Georgia is a transcontinental country in the Caucasus region, situated at the dividing line between Europe and Asia. Georgia is bordered by the Russian Federation to the north, Azerbaijan to the east, Armenia to the south, and Turkey to the southwest. It covers a territory of 69,700 km²; its population, excluding Abkhazia and South Ossetia (called the Tskhinvali region by Georgians), is 4.4 million, with nearly 84% ethnic Georgians.
The history of Georgia can be traced back to the ancient Kingdom of Colchis and Iberia, and it was one of the first countries to adopt Christianity as an official religion early in the 4th century. At the beginning of the 19th century Georgia became part of Russian Empire. After a brief period of independence following the Russian Revolution of 1917 Georgia was forcibly incorporated into the Soviet Union in 1922.
Georgians call themselves Kartvelebi (ქართველები), their land Sakartvelo (საქართველო), and their language Kartuli (ქართული). According to legend, the ancestor of the was Kartlos, the great grandson of the Kartvelian peopleBiblical Japheth.
The native Georgian name for the country is Sakartvelo (საქართველო). The word consists of two parts. Its root, kartvel-i (ქართველ-ი), specifies an inhabitant of the core central-eastern Georgian region of Kartli – Iberia of the Classical and Byzantine sources. By the early 9th century, the meaning of "Kartli" was expanded to other areas of medieval Georgia held together by religion, culture, and language. The Georgian circumfix sa-X-o is a standard geographic construction designating "the area where X dwell", where X is an ethnonym. (For another example, the Mingrelian minority in Georgia lives in Samegrelo.) The term Sakartvelo came to signify the all-Georgian cultural and political unity early in the 11th century and firmly entered regular official usage in the 13th century.

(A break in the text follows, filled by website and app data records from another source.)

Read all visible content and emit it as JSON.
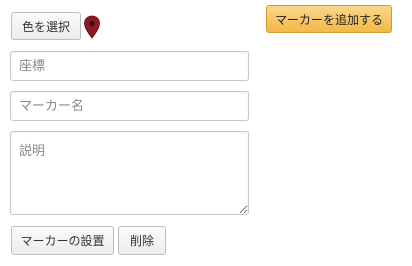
{
  "toolbar": {
    "select_color_label": "色を選択",
    "add_marker_label": "マーカーを追加する"
  },
  "form": {
    "coordinates_placeholder": "座標",
    "coordinates_value": "",
    "marker_name_placeholder": "マーカー名",
    "marker_name_value": "",
    "description_placeholder": "説明",
    "description_value": ""
  },
  "actions": {
    "place_marker_label": "マーカーの設置",
    "delete_label": "削除"
  },
  "icons": {
    "marker_pin": "map-pin-icon"
  },
  "colors": {
    "pin": "#8a1a28",
    "add_button": "#f3b848"
  }
}
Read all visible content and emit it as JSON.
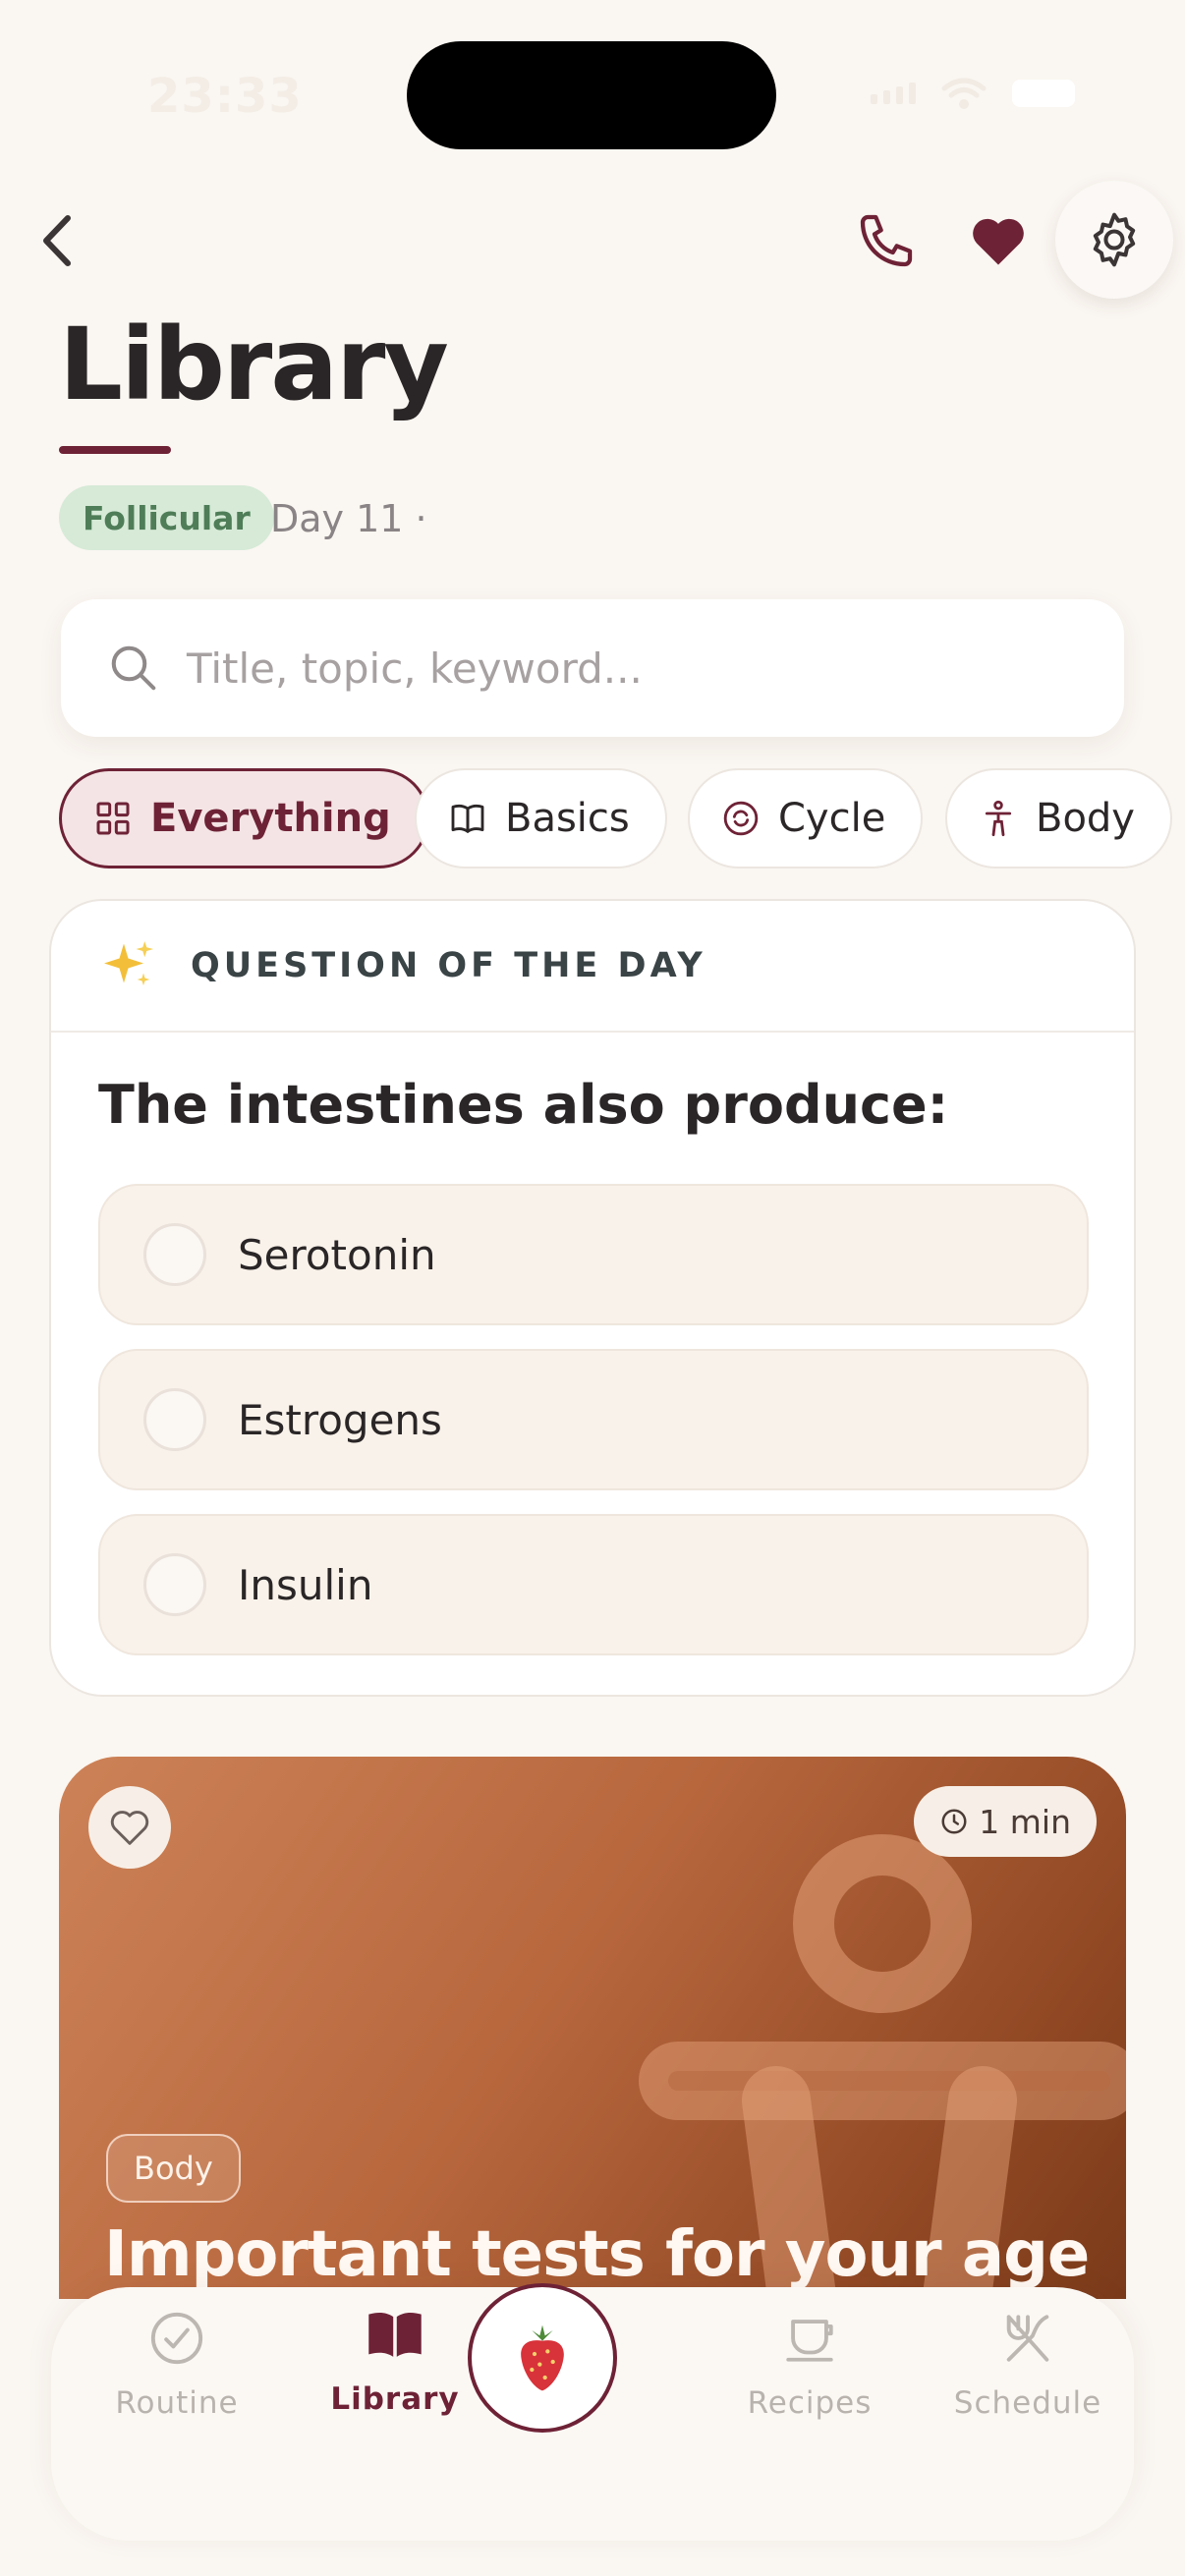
{
  "status_bar": {
    "time": "23:33"
  },
  "header": {
    "title": "Library"
  },
  "cycle": {
    "phase": "Follicular",
    "day": "Day 11 ·"
  },
  "search": {
    "placeholder": "Title, topic, keyword..."
  },
  "filters": [
    {
      "label": "Everything",
      "icon": "grid-icon",
      "active": true
    },
    {
      "label": "Basics",
      "icon": "book-open-icon",
      "active": false
    },
    {
      "label": "Cycle",
      "icon": "cycle-icon",
      "active": false
    },
    {
      "label": "Body",
      "icon": "body-icon",
      "active": false
    }
  ],
  "question": {
    "header": "QUESTION OF THE DAY",
    "text": "The intestines also produce:",
    "options": [
      "Serotonin",
      "Estrogens",
      "Insulin"
    ]
  },
  "article": {
    "duration": "1 min",
    "category": "Body",
    "title": "Important tests for your age"
  },
  "nav": {
    "items": [
      {
        "label": "Routine",
        "icon": "check-circle-icon",
        "active": false
      },
      {
        "label": "Library",
        "icon": "book-icon",
        "active": true
      },
      {
        "label": "Recipes",
        "icon": "cup-icon",
        "active": false
      },
      {
        "label": "Schedule",
        "icon": "utensils-icon",
        "active": false
      }
    ],
    "center": {
      "icon": "strawberry-icon"
    }
  },
  "colors": {
    "accent": "#6e2236",
    "background": "#faf6f1",
    "phase_badge": "#d6ead7"
  }
}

Ancient Greeks (Strabo, Herodotus, Plutarch, Homer, etc.) and Romans (Titus Livius, Cornelius Tacitus, etc.) referred to early eastern Georgians as Iberians (Iberoi in some Greek sources) and western Georgians as Colchians.
The origin of the name Georgia is still disputed and has been explained in the following ways:
- Linking it semantically to Greek and Latin roots (Greek: γεωργία, transliterated geōrgía, "agriculture", γεωργός, geōrgós, "tiller of the land", and γεωργικός, geōrgikós, Latin: georgicus, "agricultural").
- The country took its name from that of Saint George, itself a derivative of the aforementioned Greek root. Or, at the very least, the popularity of the cult of Saint George in Georgia influenced the spread of the term.
- Under various Persian empires (536 BCE-CE 638), Georgians were called Gurjhān (Gurzhan/Gurjan), or "Gurj/Gurzh people." The early Islamic/Arabic sources spelled the name Kurz/Gurz and the country Gurjistan (see Baladhuri, Tabari, Jayhani, Istakhri, Ibn Hawqal, etc.). The contemporary Russian name for the country, "Gruziya," is similar. This also could evolve or at least contribute to the later name of Georgia.
The terms Georgia and Georgians appeared in Western Europe in numerous medieval annals including that of Crusaders and later in the official documents and letters of the Florentine de’Medici family. Jacques de Vitry and English traveler, Sir John Mandeville, stated that Georgians are called Georgian because they especially revere and worship Saint George. Notably, the country recently adopted the five-cross flag, featuring the Saint George's Cross; it has been argued that the flag was used in Georgia since the 5th century.
Modern Georgian states have used differing names in different periods. The first modern Georgian state proclaimed on May 26, 1918 adopted the name “Democratic Republic of Georgia”. As part of the USSR from February 25, 1921, the country was called the “Georgian Soviet Socialist Republic”. When Georgia broke from the USSR on December 25, 1991, it adopted the name “Republic of Georgia”. Since it adopted its present constitution on August 24, 1995, the official name of the country is simply “Georgia”.